Student Update

October 2019

Lorelle Knight, MS-IV
UTHSA Long School of Medicine ’20
2019 Medical Student Representative, Board of Directors, Texas College of Emergency Physicians

Applying for an EM Residency in 2019: How have the numbers changed?

All data come from the NRMP’s 2019 Main Residency Match Data unless otherwise specified.

On September 15th, 2019, residency applications were due for fourth-year medical students. Of the 1700 or so fourth-years who will be graduating from Texas medical schools, an estimated 120 will be seeking residencies in Emergency Medicine.* Many of these students will land in programs outside of Texas, but each year a large number hopes to stay in-state. So what does the current pool of EM residency positions look like for these applicants?

The number of Emergency Medicine training opportunities has grown exponentially in the past decade. In the US as a whole, the number of available residency positions has increased by 37% in the past five years alone (from 1821 to 2488 positions), amounting to a 6.7% yearly increase in spots by 2015 and a 7.7% yearly increase by 2019. However, the number of graduating medical students has increased as well by about 10% over the past five years.
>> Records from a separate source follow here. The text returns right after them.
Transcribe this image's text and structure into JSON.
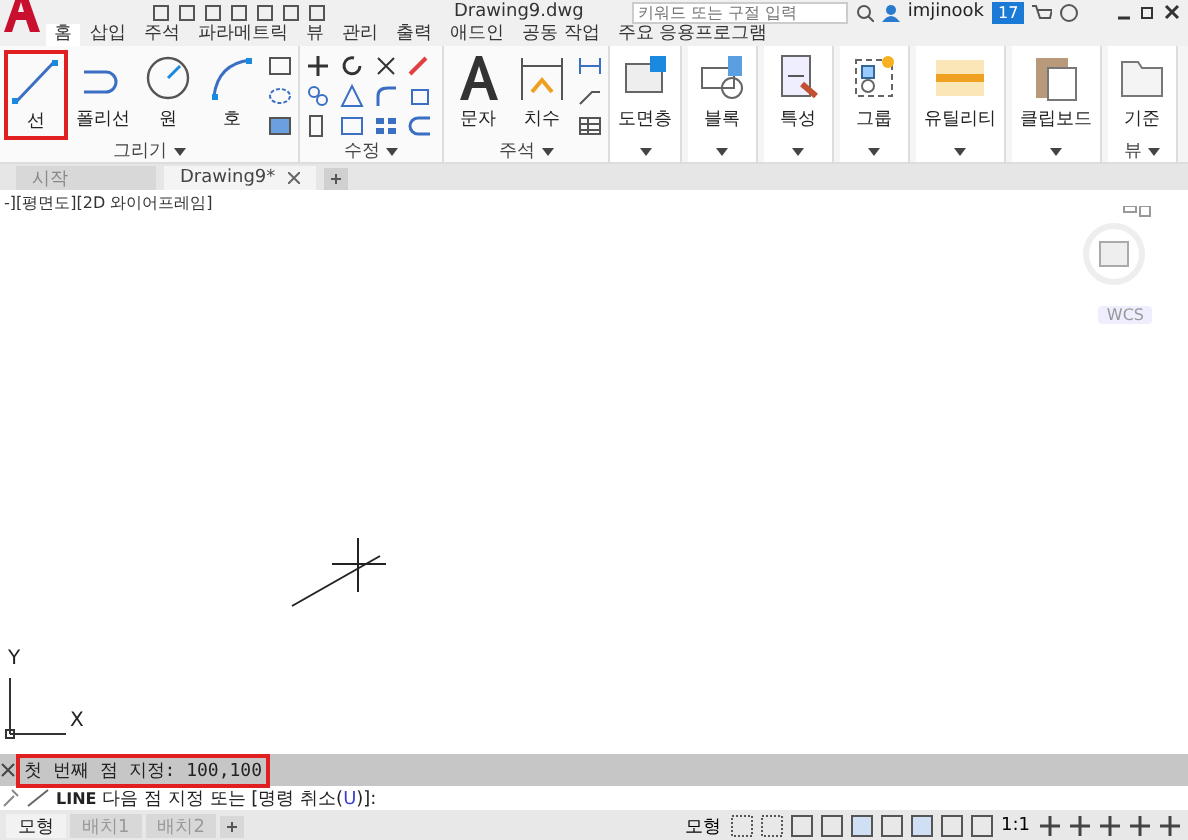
{
  "title_bar": {
    "file_name": "Drawing9.dwg",
    "search": {
      "placeholder": "키워드 또는 구절 입력"
    },
    "user": "imjinook",
    "notification_count": "17"
  },
  "ribbon_tabs": [
    {
      "label": "홈",
      "selected": true
    },
    {
      "label": "삽입",
      "selected": false
    },
    {
      "label": "주석",
      "selected": false
    },
    {
      "label": "파라메트릭",
      "selected": false
    },
    {
      "label": "뷰",
      "selected": false
    },
    {
      "label": "관리",
      "selected": false
    },
    {
      "label": "출력",
      "selected": false
    },
    {
      "label": "애드인",
      "selected": false
    },
    {
      "label": "공동 작업",
      "selected": false
    },
    {
      "label": "주요 응용프로그램",
      "selected": false
    }
  ],
  "ribbon_panels": [
    {
      "title": "그리기",
      "kind": "draw",
      "tools": [
        {
          "label": "선",
          "highlighted": true
        },
        {
          "label": "폴리선",
          "highlighted": false
        },
        {
          "label": "원",
          "highlighted": false
        },
        {
          "label": "호",
          "highlighted": false
        }
      ]
    },
    {
      "title": "수정",
      "kind": "modify"
    },
    {
      "title": "주석",
      "kind": "annotate",
      "tools": [
        {
          "label": "문자",
          "highlighted": false
        },
        {
          "label": "치수",
          "highlighted": false
        }
      ]
    },
    {
      "kind": "single",
      "tools": [
        {
          "label": "도면층",
          "highlighted": false
        }
      ]
    },
    {
      "kind": "single",
      "tools": [
        {
          "label": "블록",
          "highlighted": false
        }
      ]
    },
    {
      "kind": "single",
      "tools": [
        {
          "label": "특성",
          "highlighted": false
        }
      ]
    },
    {
      "kind": "single",
      "tools": [
        {
          "label": "그룹",
          "highlighted": false
        }
      ]
    },
    {
      "kind": "single",
      "tools": [
        {
          "label": "유틸리티",
          "highlighted": false
        }
      ]
    },
    {
      "kind": "single",
      "tools": [
        {
          "label": "클립보드",
          "highlighted": false
        }
      ]
    },
    {
      "title": "뷰",
      "kind": "view",
      "tools": [
        {
          "label": "기준",
          "highlighted": false
        }
      ]
    }
  ],
  "document_tabs": [
    {
      "label": "시작",
      "selected": false
    },
    {
      "label": "Drawing9*",
      "selected": true
    }
  ],
  "viewport": {
    "label": "-][평면도][2D 와이어프레임]",
    "coordinate_system": "WCS",
    "ucs": {
      "x_label": "X",
      "y_label": "Y"
    }
  },
  "command_history": {
    "text": "첫 번째 점 지정: 100,100",
    "highlighted": true
  },
  "command_line": {
    "command": "LINE",
    "prompt_before": "다음 점 지정 또는 [명령 취소(",
    "option_key": "U",
    "prompt_after": ")]:"
  },
  "layout_tabs": [
    {
      "label": "모형",
      "selected": true
    },
    {
      "label": "배치1",
      "selected": false
    },
    {
      "label": "배치2",
      "selected": false
    }
  ],
  "status_bar": {
    "space": "모형",
    "scale": "1:1"
  }
}
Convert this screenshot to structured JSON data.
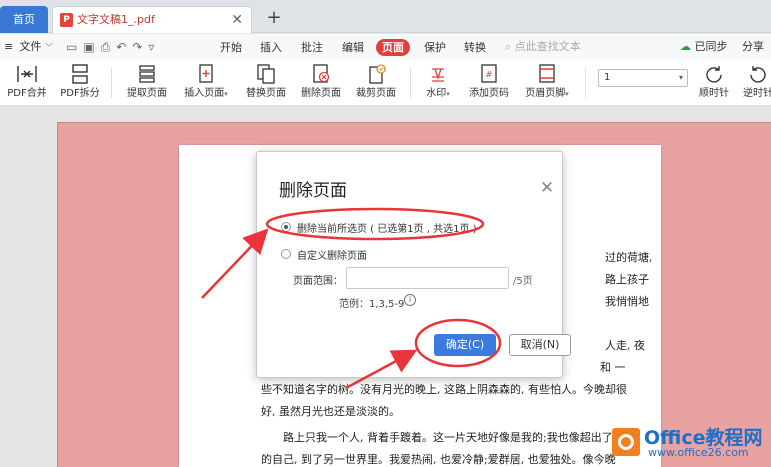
{
  "tabs": {
    "home": "首页",
    "doc_title": "文字文稿1_.pdf",
    "pdf_badge": "P",
    "close": "✕",
    "add": "+"
  },
  "menubar": {
    "file": "文件",
    "items": [
      "开始",
      "插入",
      "批注",
      "编辑",
      "页面",
      "保护",
      "转换"
    ],
    "active": "页面",
    "search": "点此查找文本",
    "sync": "已同步",
    "share": "分享"
  },
  "toolbar": {
    "tools": [
      "PDF合并",
      "PDF拆分",
      "提取页面",
      "插入页面",
      "替换页面",
      "删除页面",
      "裁剪页面",
      "水印",
      "添加页码",
      "页眉页脚",
      "顺时针",
      "逆时针"
    ],
    "page_select_value": "1"
  },
  "document": {
    "lines": [
      "过的荷塘,",
      "路上孩子",
      "我悄悄地",
      "人走, 夜",
      "和 一",
      "些不知道名字的树。没有月光的晚上, 这路上阴森森的, 有些怕人。今晚却很",
      "好, 虽然月光也还是淡淡的。",
      "路上只我一个人, 背着手踱着。这一片天地好像是我的;我也像超出了",
      "的自己, 到了另一世界里。我爱热闹, 也爱冷静;爱群居, 也爱独处。像今晚"
    ]
  },
  "dialog": {
    "title": "删除页面",
    "close": "✕",
    "option_current": "删除当前所选页 ( 已选第1页 , 共选1页 )",
    "option_custom": "自定义删除页面",
    "range_label": "页面范围：",
    "range_value": "",
    "range_suffix": "/5页",
    "example": "范例：1,3,5-9",
    "info": "i",
    "ok": "确定(C)",
    "cancel": "取消(N)"
  },
  "watermark": {
    "title": "Office教程网",
    "url": "www.office26.com"
  },
  "colors": {
    "accent_red": "#e0403a",
    "primary_blue": "#3a7be0",
    "page_pink": "#e8a2a2",
    "annotation_red": "#e8343a"
  }
}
The result: of the 238 EM programs accepting applicants in 2019, only 15 went unfilled (a total of 50 positions). Notably, none of these unfilled spots were in Texas. In fact, Texas has not had a single unfilled EM residency spot in the past ten years.

In 2009, 59 non-military positions existed within Texas’ pool of EM residencies. This number increased to 114 in 2014 and 123 in 2019, amounting to a 7.9% increase over the past five years and a 103% increase over the past decade. Additional positions are anticipated with the matriculation of Texas Tech Lubbock’s first EM intern class in 2020 and BUMC Dallas’ first class in 2021. So what should the current applicant make of this data?

While there are certainly more applicants, there are also more opportunities to pursue EM than there ever have been before. Many regions of the country are short qualified EM physicians, and compensation continues to increase.** That said, the medical student should keep in mind the potential impact that the exponentially increasing number of EM graduates may have on the specialty. As larger numbers of EM physicians enter the workforce yearly, the applicant may come to view the risks and benefits of these evolving numbers differently.

*Based upon school-specific, published 2019 Match results and number of matriculating seniors.
**Based upon ACEP’s 2018-2019 Compensation Report for Emergency Physicians.
NRMP’s match data for 2019 is available at:

Special thanks to Dr. Mohamed Hagahmed, MD, for his input on this article.